Wallaby Cookie Dough Cake
On Saturday it was Valentine's Day, and when I saw this cookie dough cake on Graham's awesome blog space, I needed our house to have it. My version was a little less layered but no less decadent, and even the addition of Australia's version of Greek Yogurt did not up its "good for you!" rating. It's good to know that good for you comes in many shapes and sizes. A little dose of cake and celebration is just what the doctor ordered. This cake was for my folks nearby and far off, and for my dad whose birthday falls on this blustery day in February. I was having a chef's block of sorts which also coincided with writer's block. A silent kitchen for me often means a little less poetry. Cooking keeps me human and so do the people that I cherish and cook for. While I do not put that much emphasis on Valentine's day, I will be the first to say that love inspires me out of silence...or gives me something mysterious and right when it leaves me speechless.
Cooking for others is one way that I acknowledge how they have nourished me. A nourishing that has nothing, or at least very little to do, with food. My dad is someone who moves through the world with a great deal of love and authenticity. Wisdom hard won and humor near over-worked and polished bright by hardships. His is the faith of a storyteller. This is our creation story repeated past the ends of our worst days. Our words, our imaginative consideration of the world around us, re-infuses and revisits the magic of existence. We are nourished when those around us are delightfully themselves, and encourage us to enjoy the same freedom. Even though this cake cannot possibly reach my dad in time to be nibbled properly, its story is dedicated to him. Happiest Birthday Papa.
-thanks ere I go, For health, the midday sun, the impalpable air—for life, mere life, For precious ever-lingering memories, (of you my mother dear —you, father—you, brothers, sisters, friends,) For all my days—not those of peace alone—the days of war the same, For gentle words, caresses, gifts from foreign lands, For shelter, wine and meat—for sweet appreciation, (You distant, dim unknown—or young or old—countless, un- specified, readers belov'd, We never met, and ne'er shall meet—and yet our souls embrace, long, close and long;) For beings, groups, love, deeds, words, books—for colors, forms...
I looked forward to making this cake beforehand, knowing that it would take time and that I finally had some to spend on handiwork. After a winter of many efforts that have seemed to come to naught, it is comforting to have a solid mass of something. A very frosted something and others to share it with. The cake is comprised of a vanilla cake base, cookie dough crumble, and a brown sugar buttercream. It is also soaked in milk (or half and half) and vanilla bourbon extract. I followed Graham's recipe almost to a T, except for the frosting. My frostings are often an adjust as you go affair, depending on the consistency I am aiming for. Fortunately or unfortunately for me this leads to a lot of tasting throughout.

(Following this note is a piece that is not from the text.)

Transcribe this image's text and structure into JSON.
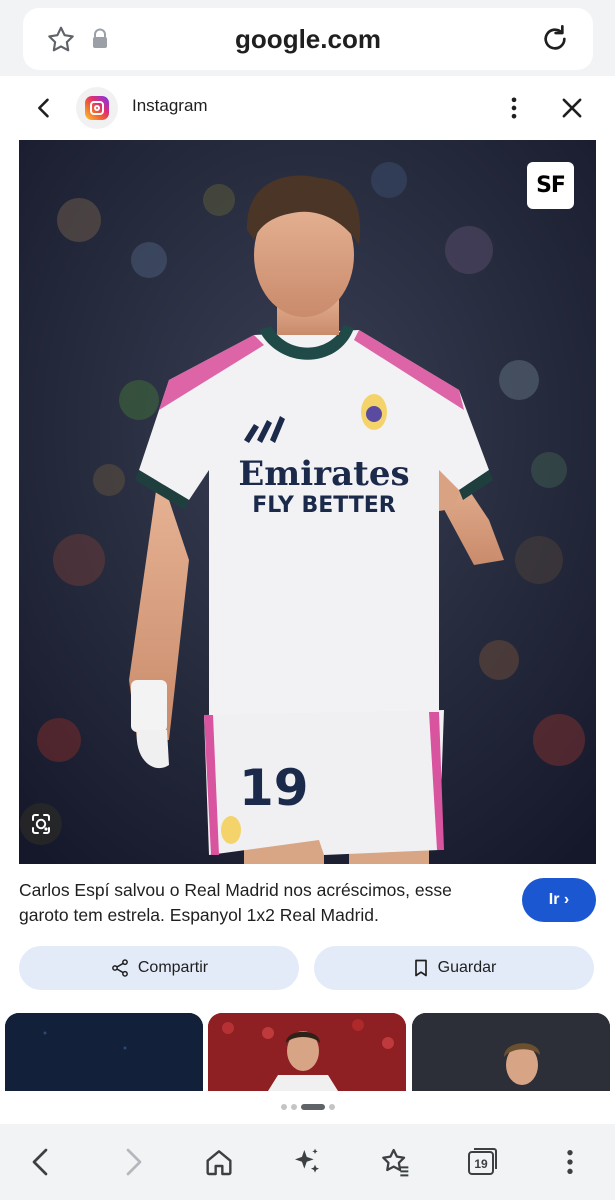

Brown Sugar Buttercream:
3/4 cup brown sugar
1 stick unsalted butter softened
1/2 cup flour
1 cup confectionary sugar
1-2 Tablespoons milk
2 Heaping tablespoons of Wallaby Greek Yogurt ( for the tang man)
dash of vanilla/salt
Cream butter and brown sugar until smooth with a paddle or electric mixer. Add flour and salt in two additions and then slowly incorporate the confectionary sugar and a tablespoon at a time of milk. Add in vanilla. Adjust the frosting as necessary adding a little more confectionary sugar, and if needed some milk. Remember that too much liquid in confectionary sugar can destabilize it quickly and can be impossible to fix. Slow and steady with the liquids. Taste and spread!
If you like to deprive the oven of some cookie dough, this is the cake project for you. No raw eggs involved. And the cookie dough we prepared will be swirled in the batter, creating pockets of wonder. Who doesn't need those?
Here is some savory business just in case we feel we are drowning in dough-y goodness. Horrors!
Even though I just posted a very sugary cake, I am very excited about eating all of the vegetables I can get my hands on. The absence of the sun has left this beach girl a little drained and brittle. I find myself reaching again and again for lanky carrots, golden beats, and orange anything in an attempt to eat the sun. A simple winter recipe is my "anything orange". Roast long slivers of rainbow carrots and sweet potato in olive oil and a generous smidge of harissa, salt and pepper. Roast orange beets separately until you know their skins will rub off easily and chop into hearty, whimsical shapes. Toss all these together with cilantro and lime juice and top with a improvised yogurt dressing. Nuts are welcome and so is some swiss chard or kale. Keep going all you snowbound braves! Spring is not a piecrust promise.